My memories at this point are a blur. I just remember that Ella was now very unresponsive, her hands and feet were freezing, her skin was becoming more mottled and there was more bruising on her toes and legs. I held my poor baby girl as they continuously tried, and failed, to get to her veins and add fluid to her body. They even tried to go through the bones in her legs, fracturing her leg in the process.”
“After a couple of hours she was transferred to critical care. My family and I were told to wait in a room while they did everything they could. After what felt like hours, three people sat us down and told us that our beautiful Ella was fighting for her life. They had already lost her twice and brought her back.
They had arranged for a team from London to airlift Ella to Addenbrooke's PICU in Cambridge that evening. For now she was on a ventilator and stable. I asked the doctor is my daughter going to be okay and all she replied was ‘I hope so’.
All around me my family were crumbling. I on the other hand went into shock. I remember looking at a nurse who had come to tell us Ella's condition and it was obvious she had been crying. I think that’s when it hit me.
They told me I could go and see her. Seeing your child helpless on a ventilator, with pricks all over her body where they had failed to get a line in to save her life was heart-breaking.
After Ella was transferred we were able to stay with her in ACORN house, accommodation for the parents of sick children. The first 48 hours were critical and they told me to expect more complications and a dip in her condition as she was so poorly. Ella was still fighting for her life and I felt completely helpless.
The next day she was given a blood transfusion and once her blood pressure had sorted itself out she was stabilised. I will never forget the relief I felt when, after 48 hours of no further setbacks, I was finally told that my Ella was going to make it.”
Road to recovery
“She stayed on the ventilator for 12 days, ticking every box she was supposed to and getting stronger each day. The fluid she had been injected with to keep her alive caused her to swell up to nearly double her size. She was very weak but I was so happy to finally be able to hold my little girl in my arms again after everything she had gone through.
By the time she came off the ventilator she had finished her antibiotics and after three days on the ward we were able to take her home. She was very weak and her legs were covered in special plasters as the bruising on her knees and thigh were now blistering. Ten weeks after contracting meningitis, my daughter became stronger still and took her first steps. This was amazing after all her little legs had gone through with the septicaemia.
It’s coming up to a year now and Ella continues to prove she’s a fighter. She still struggles sleeping in her own bed - she was terrified of her bedroom and being alone when she first came home and still isn't happy unless she's sleeping with someone she loves.”

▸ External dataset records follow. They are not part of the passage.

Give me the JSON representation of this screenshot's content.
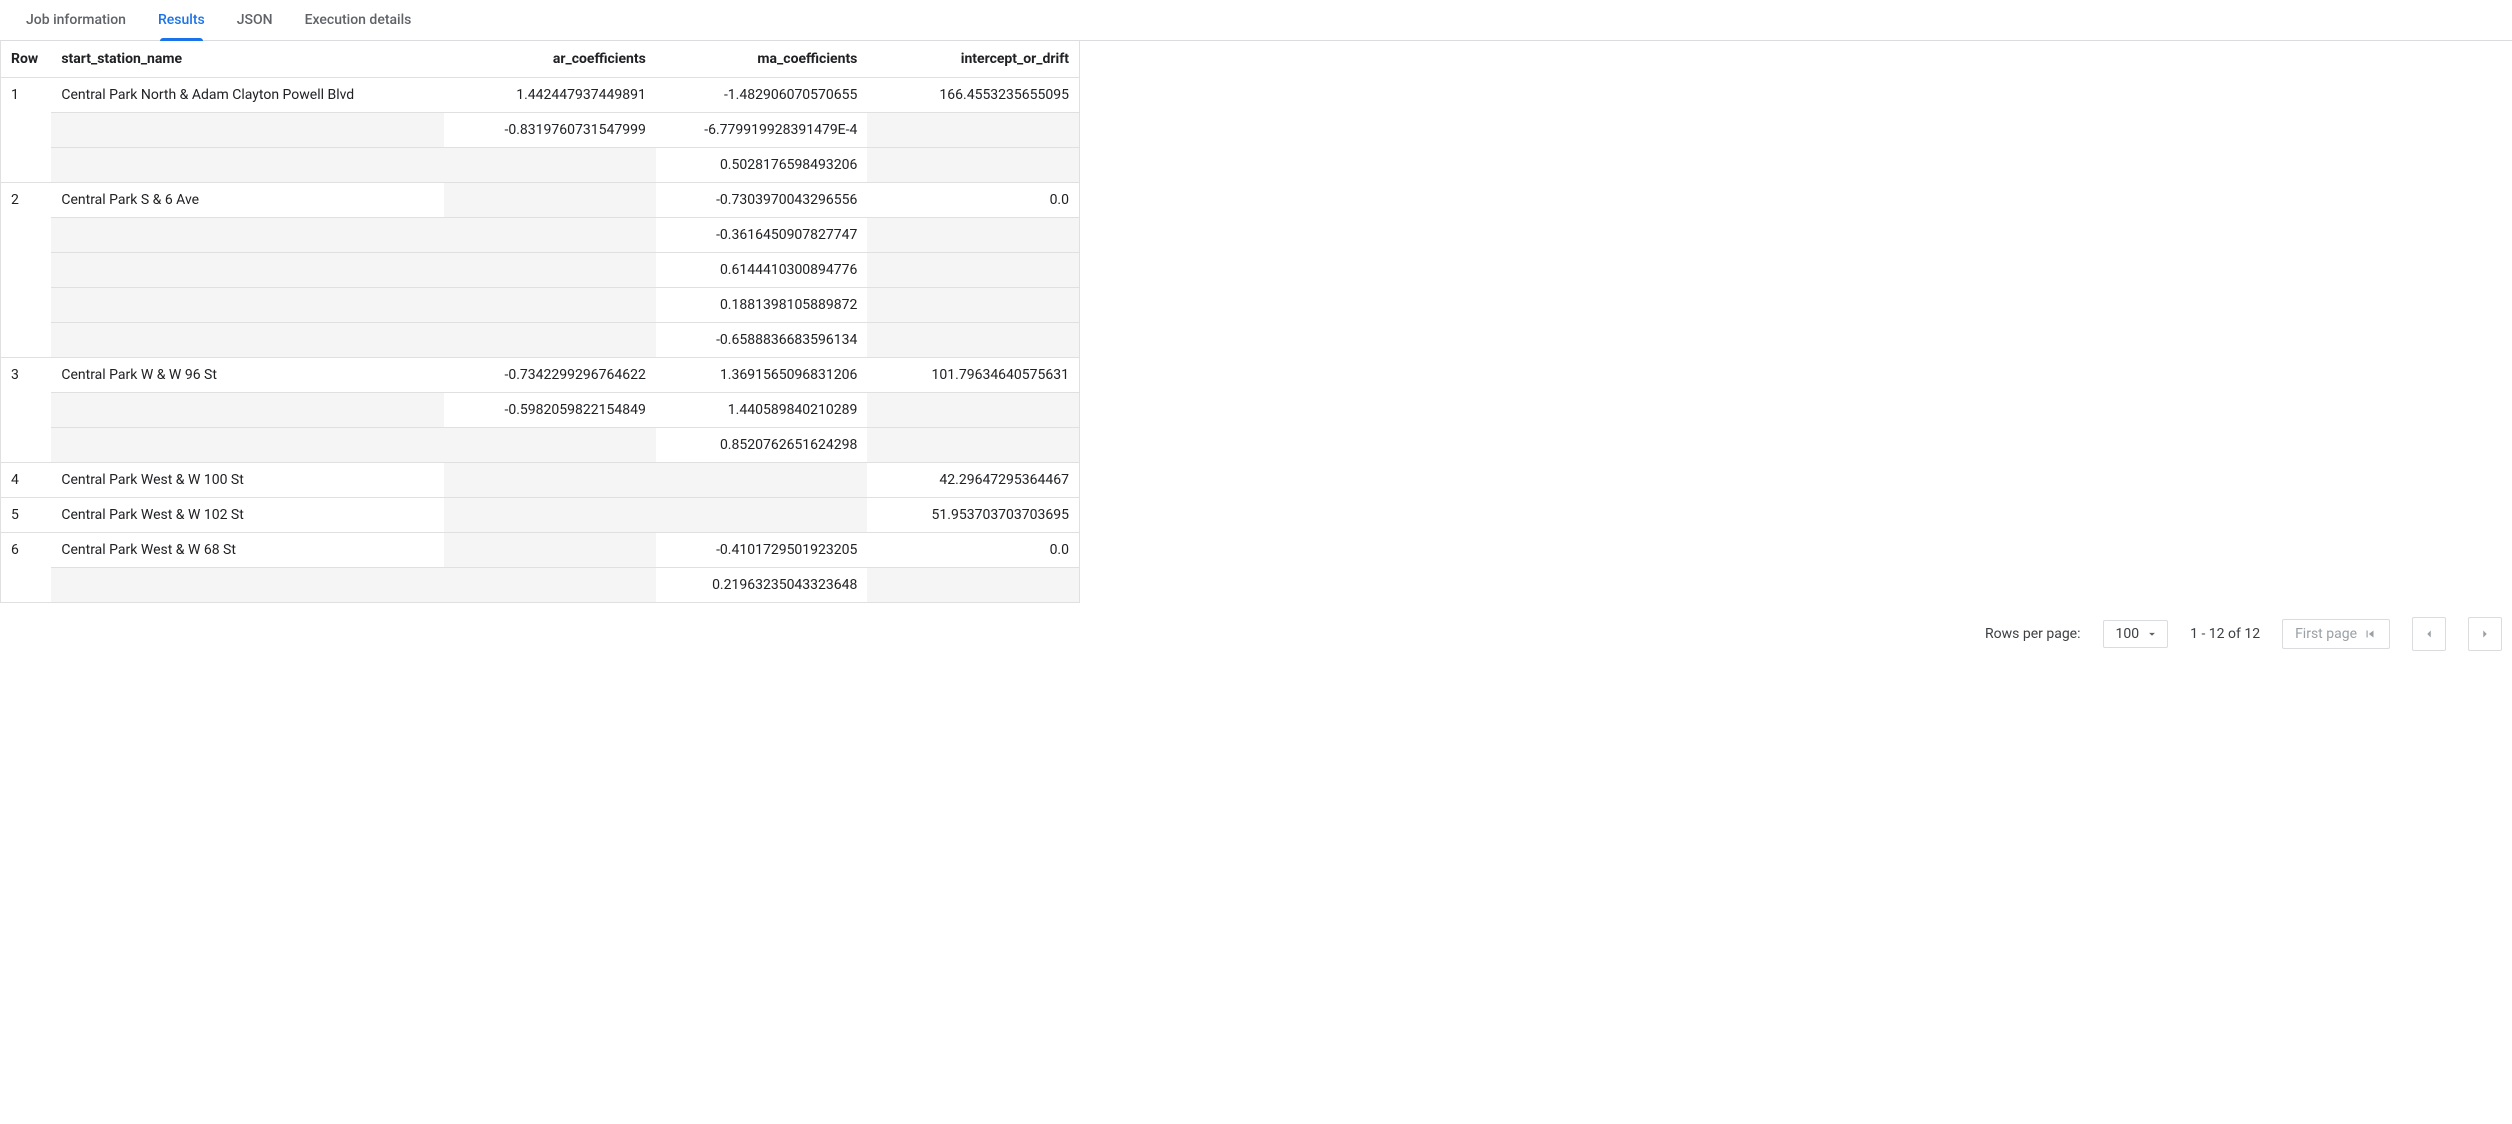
{
  "tabs": {
    "job_info": "Job information",
    "results": "Results",
    "json": "JSON",
    "exec_details": "Execution details"
  },
  "headers": {
    "row": "Row",
    "start_station_name": "start_station_name",
    "ar_coefficients": "ar_coefficients",
    "ma_coefficients": "ma_coefficients",
    "intercept": "intercept_or_drift"
  },
  "rows": [
    {
      "n": "1",
      "name": "Central Park North & Adam Clayton Powell Blvd",
      "lines": [
        {
          "ar": "1.442447937449891",
          "ma": "-1.482906070570655",
          "int": "166.4553235655095"
        },
        {
          "ar": "-0.8319760731547999",
          "ma": "-6.779919928391479E-4",
          "int": ""
        },
        {
          "ar": "",
          "ma": "0.5028176598493206",
          "int": ""
        }
      ]
    },
    {
      "n": "2",
      "name": "Central Park S & 6 Ave",
      "lines": [
        {
          "ar": "",
          "ma": "-0.7303970043296556",
          "int": "0.0"
        },
        {
          "ar": "",
          "ma": "-0.3616450907827747",
          "int": ""
        },
        {
          "ar": "",
          "ma": "0.6144410300894776",
          "int": ""
        },
        {
          "ar": "",
          "ma": "0.1881398105889872",
          "int": ""
        },
        {
          "ar": "",
          "ma": "-0.6588836683596134",
          "int": ""
        }
      ]
    },
    {
      "n": "3",
      "name": "Central Park W & W 96 St",
      "lines": [
        {
          "ar": "-0.7342299296764622",
          "ma": "1.3691565096831206",
          "int": "101.79634640575631"
        },
        {
          "ar": "-0.5982059822154849",
          "ma": "1.440589840210289",
          "int": ""
        },
        {
          "ar": "",
          "ma": "0.8520762651624298",
          "int": ""
        }
      ]
    },
    {
      "n": "4",
      "name": "Central Park West & W 100 St",
      "lines": [
        {
          "ar": "",
          "ma": "",
          "int": "42.29647295364467"
        }
      ]
    },
    {
      "n": "5",
      "name": "Central Park West & W 102 St",
      "lines": [
        {
          "ar": "",
          "ma": "",
          "int": "51.953703703703695"
        }
      ]
    },
    {
      "n": "6",
      "name": "Central Park West & W 68 St",
      "lines": [
        {
          "ar": "",
          "ma": "-0.4101729501923205",
          "int": "0.0"
        },
        {
          "ar": "",
          "ma": "0.21963235043323648",
          "int": ""
        }
      ]
    }
  ],
  "footer": {
    "rpp_label": "Rows per page:",
    "rpp_value": "100",
    "range": "1 - 12 of 12",
    "first_page": "First page"
  }
}
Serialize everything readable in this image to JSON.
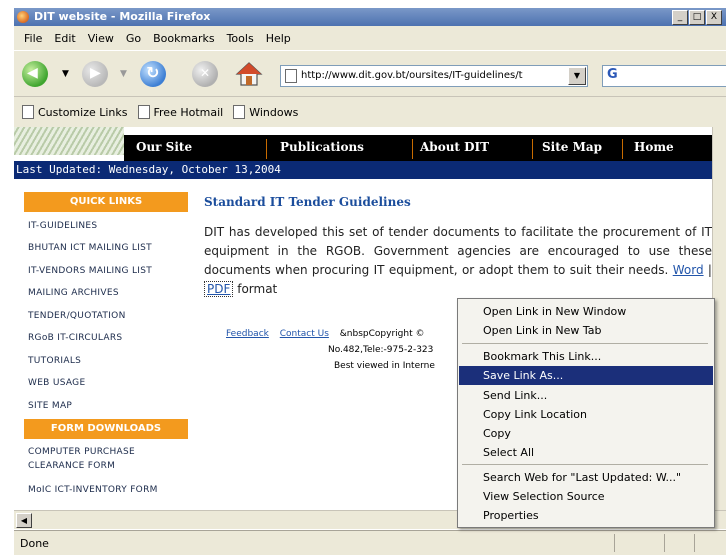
{
  "window": {
    "title": "DIT website - Mozilla Firefox",
    "buttons": [
      "_",
      "□",
      "X"
    ]
  },
  "menubar": [
    "File",
    "Edit",
    "View",
    "Go",
    "Bookmarks",
    "Tools",
    "Help"
  ],
  "toolbar": {
    "url": "http://www.dit.gov.bt/oursites/IT-guidelines/t"
  },
  "bookmarks": [
    "Customize Links",
    "Free Hotmail",
    "Windows"
  ],
  "site": {
    "nav": [
      "Our Site",
      "Publications",
      "About DIT",
      "Site Map",
      "Home"
    ],
    "last_updated": "Last Updated: Wednesday, October 13,2004",
    "quick_links_heading": "QUICK LINKS",
    "quick_links": [
      "IT-GUIDELINES",
      "BHUTAN ICT MAILING LIST",
      "IT-VENDORS MAILING LIST",
      "MAILING ARCHIVES",
      "TENDER/QUOTATION",
      "RGoB IT-CIRCULARS",
      "TUTORIALS",
      "WEB USAGE",
      "SITE MAP"
    ],
    "form_downloads_heading": "FORM DOWNLOADS",
    "form_downloads": [
      "COMPUTER PURCHASE",
      "CLEARANCE FORM",
      "MoIC ICT-INVENTORY FORM"
    ],
    "article_title": "Standard IT Tender Guidelines",
    "article_text": "DIT has developed this set of tender documents to facilitate the procurement of IT equipment in the RGOB. Government agencies are encouraged to use these documents when procuring IT equipment, or adopt them to suit their needs.",
    "word_link": "Word",
    "separator": "|",
    "pdf_link": "PDF",
    "format_suffix": "format",
    "footer": {
      "feedback": "Feedback",
      "contact": "Contact Us",
      "copyright": "&nbspCopyright ©",
      "address": "No.482,Tele:-975-2-323",
      "best_viewed": "Best viewed in Interne"
    }
  },
  "context_menu": [
    "Open Link in New Window",
    "Open Link in New Tab",
    "Bookmark This Link...",
    "Save Link As...",
    "Send Link...",
    "Copy Link Location",
    "Copy",
    "Select All",
    "Search Web for \"Last Updated: W...\"",
    "View Selection Source",
    "Properties"
  ],
  "status": {
    "text": "Done"
  }
}
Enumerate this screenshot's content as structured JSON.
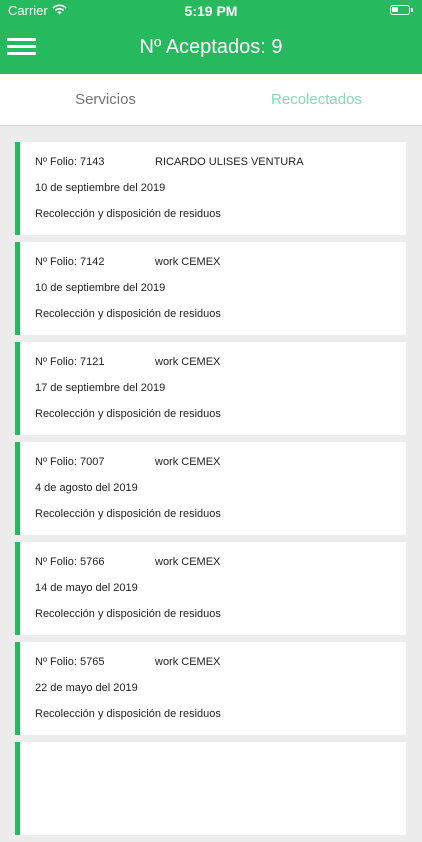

An inspiration to us all
“The consultant who saved Ella’s life continues to be amazed at her progress and told us that Ella was the poorliest child she has ever witnessed in 10 years working for the NHS. We don't know for sure if she will have any long-term effects. She still attends regular hearing tests and so far there's not been a problem. I sometimes think she struggles with her concentration and temper, but she’s nearly 2 so it could just be her age!
Ella is our little inspiration and every day I think how proud I am of her. She's beaten the odds and I hope her story brings hope to others who have fought this disease and to their loved ones – it’s a disease that affects us too and is something that I don't think I will ever be 100% over.
This experience has changed me for the better. It’s made me stronger and it’s proved my daughter’s strong too. Reading others’ experiences and speaking to someone on the Meningitis Now helpline has been amazing – it’s helped me to understand my emotions and realise that I’m not alone in this experience.”